While some doubt federal regulators would allow that kind of market power, Longs has achieved it on its own. Rankings by Chain Drug Review showed that Longs operated 69% of the drugstores located in booming Honolulu. Walgreen has approached that dominance in several other markets, but has made no wave.

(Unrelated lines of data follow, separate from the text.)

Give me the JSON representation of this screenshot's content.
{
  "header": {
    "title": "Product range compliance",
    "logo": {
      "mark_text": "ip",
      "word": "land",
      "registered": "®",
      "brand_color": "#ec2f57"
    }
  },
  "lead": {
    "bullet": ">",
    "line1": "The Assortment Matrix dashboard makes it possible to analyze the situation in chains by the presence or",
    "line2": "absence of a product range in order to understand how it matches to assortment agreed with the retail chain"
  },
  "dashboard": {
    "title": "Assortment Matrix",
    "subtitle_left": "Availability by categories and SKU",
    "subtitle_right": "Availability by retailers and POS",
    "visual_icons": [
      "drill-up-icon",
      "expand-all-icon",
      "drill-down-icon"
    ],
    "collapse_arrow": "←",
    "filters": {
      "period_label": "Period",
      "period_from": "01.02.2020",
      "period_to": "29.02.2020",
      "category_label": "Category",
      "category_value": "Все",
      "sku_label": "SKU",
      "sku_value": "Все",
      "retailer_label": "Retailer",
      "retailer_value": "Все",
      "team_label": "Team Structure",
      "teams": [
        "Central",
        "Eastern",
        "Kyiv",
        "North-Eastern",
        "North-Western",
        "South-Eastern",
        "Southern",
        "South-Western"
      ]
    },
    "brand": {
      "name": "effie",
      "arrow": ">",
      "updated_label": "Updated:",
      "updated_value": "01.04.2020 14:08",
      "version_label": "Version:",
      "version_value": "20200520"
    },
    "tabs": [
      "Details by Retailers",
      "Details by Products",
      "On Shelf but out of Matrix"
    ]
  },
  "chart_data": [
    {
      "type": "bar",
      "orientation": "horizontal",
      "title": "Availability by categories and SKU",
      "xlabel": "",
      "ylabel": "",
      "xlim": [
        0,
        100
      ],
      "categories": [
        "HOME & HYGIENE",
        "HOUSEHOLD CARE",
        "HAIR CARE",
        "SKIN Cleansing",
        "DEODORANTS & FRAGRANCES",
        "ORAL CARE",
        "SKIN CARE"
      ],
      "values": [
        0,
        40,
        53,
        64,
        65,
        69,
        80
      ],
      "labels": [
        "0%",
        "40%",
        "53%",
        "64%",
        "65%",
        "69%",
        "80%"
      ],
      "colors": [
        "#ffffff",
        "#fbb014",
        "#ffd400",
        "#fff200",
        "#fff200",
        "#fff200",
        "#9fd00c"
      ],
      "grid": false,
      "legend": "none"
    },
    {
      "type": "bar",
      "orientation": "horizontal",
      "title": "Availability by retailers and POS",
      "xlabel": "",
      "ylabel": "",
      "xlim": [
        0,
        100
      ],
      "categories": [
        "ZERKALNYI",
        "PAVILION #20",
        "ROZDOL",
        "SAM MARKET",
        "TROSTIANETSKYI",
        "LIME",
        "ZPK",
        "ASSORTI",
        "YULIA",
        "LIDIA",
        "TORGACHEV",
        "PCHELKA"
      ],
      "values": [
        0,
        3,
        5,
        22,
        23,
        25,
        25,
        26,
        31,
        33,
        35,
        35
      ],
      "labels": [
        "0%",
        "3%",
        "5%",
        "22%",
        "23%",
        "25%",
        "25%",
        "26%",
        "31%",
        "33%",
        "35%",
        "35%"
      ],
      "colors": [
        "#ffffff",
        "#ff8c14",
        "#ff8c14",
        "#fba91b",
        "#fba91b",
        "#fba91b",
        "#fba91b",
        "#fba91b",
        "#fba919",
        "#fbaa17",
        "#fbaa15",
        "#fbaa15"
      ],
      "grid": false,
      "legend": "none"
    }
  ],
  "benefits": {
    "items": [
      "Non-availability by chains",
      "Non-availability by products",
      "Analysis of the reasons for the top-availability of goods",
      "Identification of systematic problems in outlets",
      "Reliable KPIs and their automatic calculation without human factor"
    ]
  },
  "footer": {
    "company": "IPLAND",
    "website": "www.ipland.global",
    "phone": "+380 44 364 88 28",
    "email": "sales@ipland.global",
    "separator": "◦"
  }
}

"If the FTC (Federal Trade Commission) concludes that a Walgreens/Longs transaction would have an anticompetitive effect in Hawaii," CVS stressed in a recent letter to Longs' board, "it would require divestiture of most -- if not all -- of the Longs Hawaiian stores."Obviously, CVS hopes to win control of Longs' 521-drugstore chain for itself. CVS has an agreement to buy Longs for $71.50 a share, but the company faces resistance from Longs investors, who view the offer as too low, and then received a higher $75-a-share bid from Walgreen. Walgreen hopes to secure hundreds of Long drugstores located in high-priced markets like California and Hawaii. If necessary, however, Walgreen will shed some of those drugstores as long as it doesn't have to sacrifice more than 40% of Longs' overall profit in the process. Walgreen doubts that "anything even approaching (that) threshold" will be required. Last week, the FTC requested detailed information about three different markets -- including Hawaii -- as it reviewed the competitive impact of Walgreens' proposed deal. While some saw this as a clear warning sign, the agency asked for data on mail-order traffic as well. Walgreens offers mail-order service, but it doesn't own one of the huge pharmacy-benefits managers that tend to dominate that business.